● Prompt
What lines of the listing include the string "link"? Show them all.

● Available data
-- Opening Marker --
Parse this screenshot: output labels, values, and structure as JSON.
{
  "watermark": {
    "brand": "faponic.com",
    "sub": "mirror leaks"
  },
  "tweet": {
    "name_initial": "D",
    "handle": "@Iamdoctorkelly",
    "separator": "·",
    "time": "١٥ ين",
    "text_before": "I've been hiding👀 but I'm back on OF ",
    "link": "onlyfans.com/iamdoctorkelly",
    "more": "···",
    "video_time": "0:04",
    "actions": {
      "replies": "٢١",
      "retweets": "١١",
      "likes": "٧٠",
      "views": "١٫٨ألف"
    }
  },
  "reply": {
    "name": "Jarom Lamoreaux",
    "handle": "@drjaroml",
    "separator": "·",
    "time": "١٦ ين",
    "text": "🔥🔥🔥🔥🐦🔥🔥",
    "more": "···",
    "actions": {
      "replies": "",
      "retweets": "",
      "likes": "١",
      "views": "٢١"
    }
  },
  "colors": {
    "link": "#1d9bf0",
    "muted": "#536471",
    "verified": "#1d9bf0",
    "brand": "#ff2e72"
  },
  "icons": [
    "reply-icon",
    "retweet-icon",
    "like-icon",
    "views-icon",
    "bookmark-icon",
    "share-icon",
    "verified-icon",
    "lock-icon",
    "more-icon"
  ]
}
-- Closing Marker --
● Written response
    "link": "onlyfans.com/iamdoctorkelly",
    "link": "#1d9bf0",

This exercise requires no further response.